Acute liver failure
The liver is a vital organ – animals and people cannot survive without their livers.
The liver performs many complex functions that are essential to life and good health. Its main functions are:
- To convert food into useful substances such as proteins for repair and growth of the body
- To maintain normal functions such as blood clotting, fighting infection and secretion of substances to the bloodstream
- Bile production, which assists with the absorption of fat and certain vitamins
- To store the body’s primary sugar (glucose) as glycogen and be able to release it into the bloodstream when it is needed
- To neutralise and break down toxic substances such as chemicals and some medications, for later elimination in bile or through the kidneys

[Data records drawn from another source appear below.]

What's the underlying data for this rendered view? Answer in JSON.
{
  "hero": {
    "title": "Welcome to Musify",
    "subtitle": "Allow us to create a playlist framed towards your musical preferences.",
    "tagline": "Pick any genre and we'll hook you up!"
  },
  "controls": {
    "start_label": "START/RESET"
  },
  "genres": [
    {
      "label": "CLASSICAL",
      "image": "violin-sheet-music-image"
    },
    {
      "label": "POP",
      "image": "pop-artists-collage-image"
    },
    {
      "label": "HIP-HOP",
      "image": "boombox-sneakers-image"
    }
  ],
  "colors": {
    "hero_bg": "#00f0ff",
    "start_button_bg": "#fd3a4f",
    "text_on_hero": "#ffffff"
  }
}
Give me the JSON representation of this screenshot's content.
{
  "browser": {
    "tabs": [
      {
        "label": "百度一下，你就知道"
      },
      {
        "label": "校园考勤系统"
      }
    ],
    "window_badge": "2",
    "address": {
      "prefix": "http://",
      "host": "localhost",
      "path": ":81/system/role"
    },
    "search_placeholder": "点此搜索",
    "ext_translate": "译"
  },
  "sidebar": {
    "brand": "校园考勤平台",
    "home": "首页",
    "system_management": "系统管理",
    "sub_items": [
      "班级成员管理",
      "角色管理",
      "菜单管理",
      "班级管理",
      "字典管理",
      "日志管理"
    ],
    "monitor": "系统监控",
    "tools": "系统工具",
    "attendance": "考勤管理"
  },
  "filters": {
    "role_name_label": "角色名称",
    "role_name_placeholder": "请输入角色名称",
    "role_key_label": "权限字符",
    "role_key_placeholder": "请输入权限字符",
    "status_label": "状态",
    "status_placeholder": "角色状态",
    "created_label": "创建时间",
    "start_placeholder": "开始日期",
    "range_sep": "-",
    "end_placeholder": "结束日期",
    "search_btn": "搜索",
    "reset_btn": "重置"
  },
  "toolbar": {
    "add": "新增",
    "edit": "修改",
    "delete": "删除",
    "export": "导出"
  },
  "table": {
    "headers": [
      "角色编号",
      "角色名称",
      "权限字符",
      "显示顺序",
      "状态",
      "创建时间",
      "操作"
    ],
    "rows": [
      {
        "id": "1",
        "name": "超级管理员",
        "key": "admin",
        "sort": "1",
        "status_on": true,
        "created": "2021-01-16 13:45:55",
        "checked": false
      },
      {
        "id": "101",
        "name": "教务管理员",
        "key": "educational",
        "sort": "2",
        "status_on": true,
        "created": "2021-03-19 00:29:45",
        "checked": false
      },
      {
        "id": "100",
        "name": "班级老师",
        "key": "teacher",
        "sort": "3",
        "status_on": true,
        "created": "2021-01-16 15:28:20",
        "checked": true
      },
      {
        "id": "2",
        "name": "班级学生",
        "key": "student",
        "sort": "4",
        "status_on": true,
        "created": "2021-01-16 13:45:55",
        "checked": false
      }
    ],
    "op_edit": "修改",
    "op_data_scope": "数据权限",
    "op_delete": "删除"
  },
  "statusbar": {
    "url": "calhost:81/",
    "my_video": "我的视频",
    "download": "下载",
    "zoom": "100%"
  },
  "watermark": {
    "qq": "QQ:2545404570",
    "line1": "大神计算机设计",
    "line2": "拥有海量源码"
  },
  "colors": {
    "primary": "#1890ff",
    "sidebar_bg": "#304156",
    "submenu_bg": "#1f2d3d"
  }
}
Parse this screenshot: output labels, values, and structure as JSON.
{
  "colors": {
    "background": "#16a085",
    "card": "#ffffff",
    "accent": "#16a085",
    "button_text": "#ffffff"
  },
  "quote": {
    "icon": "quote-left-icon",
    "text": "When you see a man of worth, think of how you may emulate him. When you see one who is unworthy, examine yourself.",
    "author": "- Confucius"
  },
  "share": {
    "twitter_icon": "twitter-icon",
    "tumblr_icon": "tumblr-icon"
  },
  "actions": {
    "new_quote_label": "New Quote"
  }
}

What is acute liver failure?
Acute liver failure occurs when a previously healthy animal rapidly develops a liver that fails to work. Because the vital functions of the liver can be lost over a very short period the patient can deteriorate fast, needing treatment within hours or days.
The liver is very good at regenerating itself (unlike other organs such as the kidneys), but serious damage to the liver can cause a rapid failure of its function – this is known as acute liver failure. Over 75% of the liver is usually damaged before liver failure occurs.
Acute liver failure can be caused by:
- Over 900 poisons or toxins (e.g. sago plant, mushrooms, moulds, insects, atypical drug reactions, paracetamol, environmental chemicals)
- Infections (e.g. bacteria such as leptospirosis, viruses, parasites e.g. protozoa, fungal infection)
- Blood clots
- Blood vessel abnormalities (e.g. congenital portosystemic shunt – an abnormal blood vessel that by-passes the liver)
- ‘Fatty liver syndrome’ in cats
What are the signs of acute liver failure?
- Reduced appetite
- Increased thirst
- Strange behaviours (due to a build-up of toxins in the blood that affect the brain)
- Diarrhoea – occasionally blood in the stools, or dark tarry stools
- Bloated abdomen (tummy)
- Bruising or bleeding gums
- Yellow skin, urine, gums (jaundice)
Symptoms of acute liver failure include yellow eyes and gums (jaundice)
How is acute liver failure diagnosed?
Liver failure is diagnosed after careful consideration of the patient’s history, a full physical examination and by carrying out blood and urine tests which indicate dysfunction of the liver. Further investigations, such as an ultrasound scan, urine cultures, blood cultures or specific tests for infections may be required in individual cases.
How is acute liver failure treated?
Acute liver failure requires intensive treatment. It is important to try to remove any underlying cause if possible (e.g. a poison or toxin). The best treatment outcome occurs when the problem is recognised and treated early. Patients with acute liver failure are generally very ill and invariably need to be admitted into hospital where they will require intensive care and intensive, individualised treatments including:
- Intravenous fluids
- Treatment of potential infections
- Regulation of blood pressure
- Treatment of blood clotting abnormalities
- Prevention of seizures
- Stabilisation of salts in the blood (electrolytes) and the balance of the acidity of the blood and tissues
- Drugs which help to protect the liver and its function (hepatic protectants)
- Feeding – nutritional support is important and is overseen by our on-site nutritionist veterinary surgeon
NDSR has a superbly equipped High Dependency Care facility and highly trained staff who are able to provide the intensive 24 hour a day veterinary and nursing care which patients in acute liver failure require.
What is the long term outlook?
Considering the severity of this disease process, this is a challenging condition to treat. Early intervention and aggressive treatment can be successful in some cases where the extent of damage is not too severe. At the present time, liver transplants are not available in veterinary medicine.
If your pet develops acute liver failure, we will discuss the treatment options in detail with you and give you the help you need in making decisions about what you wish us to do to help your pet.
If you have any queries or concerns, please do not hesitate to contact us.
Arranging a referral for your pet
If you would like to refer your pet to see one of our Specialists please visit our Arranging a Referral page.